Repeatedly throughout the event, Schultz rose from his chair to attempt to inject some energy into the lackluster event, but it barely helped.
The most compelling questions ultimately came from online viewers, who asked, among other things, whether Schultz was pro-life or pro-choice. “I have been an advocate of being pro-choice for all of my life,” Schultz said, awkwardly, explaining that he doesn’t think abortion will be an issue in 2020. He then quickly pivoted to his Jewish identity and Israeli-Palestinian relations.
The first real groans of the morning came when Schultz answered the question, “Can you define socialism?” by pointing to Venezuela. “You don’t like that?” he asked.
At the end of the hour, Byers asked Schultz about how he could be so successful with the Starbucks brand, but seemingly so bad to date at building his own brand. Noting that Barack Obama ran on “Yes we can,” he said, “‘That’s never going to happen’ is not a great campaign slogan.”
Schultz then pointed out that he has not yet officially announced that he’s running for president, offering, “Give me some time to feel my way through.” With Democrats using the donkey and Republicans using the elephant as their symbols, Byers asked Schultz what his “spirit animal” is. He made the mistake of asking the audience for suggestions and someone shouted out, “The unicorn!” It wasn’t meant as a compliment.
“Do you have people in your life who tell you: Howard, don’t do this, you’re embarrassing yourself?” Byers asked to laughs from the crowd.
“When you do something that is against the grain, certainly you will have a group of people who say this is not the thing to do,” Schultz answered.
Besides being known for its lines, SXSW is also famous for its raucous crowds. It doesn’t take all that much to excite the people who show up to events like this one, but Schultz—a real-life entrepreneur!—didn’t have it. He may think Ocasio-Cortez is too “extreme,” but she will no doubt get a far better reception when she takes the stage in the same room Saturday afternoon.
UPDATE: After publication, The Daily Beast received the note below from Schultz’s spokesperson Erin McPike:
Color me shocked by your opinion piece of Howard Schultz’s event today.
We must not have been attending the same thing.
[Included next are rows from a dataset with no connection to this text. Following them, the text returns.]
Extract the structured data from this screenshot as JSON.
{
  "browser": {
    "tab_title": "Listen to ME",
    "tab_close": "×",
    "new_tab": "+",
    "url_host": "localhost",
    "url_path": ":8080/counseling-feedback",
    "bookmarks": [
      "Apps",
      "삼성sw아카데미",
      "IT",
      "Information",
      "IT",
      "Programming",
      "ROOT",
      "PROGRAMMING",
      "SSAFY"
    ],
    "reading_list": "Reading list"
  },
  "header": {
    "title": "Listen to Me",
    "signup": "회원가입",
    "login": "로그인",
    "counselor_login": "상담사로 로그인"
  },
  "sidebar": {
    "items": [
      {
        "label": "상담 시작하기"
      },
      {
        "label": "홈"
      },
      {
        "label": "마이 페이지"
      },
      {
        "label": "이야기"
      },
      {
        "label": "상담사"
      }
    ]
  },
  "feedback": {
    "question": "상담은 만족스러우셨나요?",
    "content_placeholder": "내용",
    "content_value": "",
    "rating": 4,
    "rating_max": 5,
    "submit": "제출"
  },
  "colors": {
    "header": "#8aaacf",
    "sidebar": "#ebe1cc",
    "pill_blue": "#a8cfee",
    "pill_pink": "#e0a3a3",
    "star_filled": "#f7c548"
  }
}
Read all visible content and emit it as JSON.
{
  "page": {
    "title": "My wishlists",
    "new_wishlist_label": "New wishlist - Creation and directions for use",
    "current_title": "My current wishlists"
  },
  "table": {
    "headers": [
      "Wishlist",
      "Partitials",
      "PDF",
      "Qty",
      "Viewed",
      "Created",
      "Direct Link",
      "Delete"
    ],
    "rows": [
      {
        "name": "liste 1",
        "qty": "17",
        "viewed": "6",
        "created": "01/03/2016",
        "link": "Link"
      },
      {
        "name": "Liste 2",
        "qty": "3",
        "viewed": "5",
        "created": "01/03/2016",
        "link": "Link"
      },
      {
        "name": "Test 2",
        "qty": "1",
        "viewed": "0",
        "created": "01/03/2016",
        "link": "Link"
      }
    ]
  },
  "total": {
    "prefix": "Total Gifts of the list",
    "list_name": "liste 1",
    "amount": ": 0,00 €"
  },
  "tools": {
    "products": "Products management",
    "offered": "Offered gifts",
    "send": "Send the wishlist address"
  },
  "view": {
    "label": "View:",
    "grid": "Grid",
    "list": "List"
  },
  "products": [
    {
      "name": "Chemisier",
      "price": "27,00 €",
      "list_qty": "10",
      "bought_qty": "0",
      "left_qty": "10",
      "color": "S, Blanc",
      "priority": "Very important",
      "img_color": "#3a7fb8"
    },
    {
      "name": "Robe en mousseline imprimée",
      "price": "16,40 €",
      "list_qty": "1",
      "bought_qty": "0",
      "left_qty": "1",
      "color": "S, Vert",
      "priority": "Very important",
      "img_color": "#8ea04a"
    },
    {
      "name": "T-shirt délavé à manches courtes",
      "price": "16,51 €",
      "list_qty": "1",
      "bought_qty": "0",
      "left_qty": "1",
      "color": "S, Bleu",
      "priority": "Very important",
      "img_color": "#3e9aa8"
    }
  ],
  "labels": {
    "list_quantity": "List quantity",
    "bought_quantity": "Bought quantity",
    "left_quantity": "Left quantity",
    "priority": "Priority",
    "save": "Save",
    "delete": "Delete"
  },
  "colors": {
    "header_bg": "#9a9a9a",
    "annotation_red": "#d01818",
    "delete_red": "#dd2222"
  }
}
I see you came to it to drive an agenda. Did you not notice those at the end who gave Howard a standing ovation?
Did you not notice the multiple times he was interrupted by applause?
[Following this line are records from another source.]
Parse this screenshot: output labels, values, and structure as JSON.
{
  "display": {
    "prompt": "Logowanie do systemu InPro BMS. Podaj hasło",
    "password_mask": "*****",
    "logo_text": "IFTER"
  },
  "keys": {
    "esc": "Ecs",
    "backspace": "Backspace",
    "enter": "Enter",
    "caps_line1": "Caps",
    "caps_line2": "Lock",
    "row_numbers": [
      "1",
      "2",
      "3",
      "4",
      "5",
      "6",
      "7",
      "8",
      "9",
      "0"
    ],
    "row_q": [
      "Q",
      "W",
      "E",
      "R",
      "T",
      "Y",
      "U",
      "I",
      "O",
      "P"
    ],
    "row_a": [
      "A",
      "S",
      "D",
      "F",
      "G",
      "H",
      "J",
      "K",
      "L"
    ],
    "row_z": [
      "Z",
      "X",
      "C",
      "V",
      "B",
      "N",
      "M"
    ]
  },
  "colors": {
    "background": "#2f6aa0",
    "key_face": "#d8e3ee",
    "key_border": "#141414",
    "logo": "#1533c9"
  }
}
Did you not notice the people who cheered when he asked all the entrepreneurs in the room if they had been told they couldn’t achieve their dreams, and then he said keep going?
You seemed to have completely misinterpreted the response from the crowd about socialism. It wasn’t that they didn’t agree with him. They were groaning about the idea of socialism. If you had any read of the crowd whatsoever, you would have noticed that. And, by the way, he has been defining capitalism at events over the last 24 hours. It is not as if he doesn’t have an answer.
I’m not sure you have an understanding of the people who would come to see Howard at SXSW. It troubles me that you might not be doing your homework if you couldn’t actually talk to people in the crowd.
The unicorn thing was a joke. And he took it as such. The dialogue was fun, the rapport good, the interaction with the crowd strong.
When I was a reporter, I never confused fiction with reality. But it seems you came with a piece in mind. Bombs? Come on.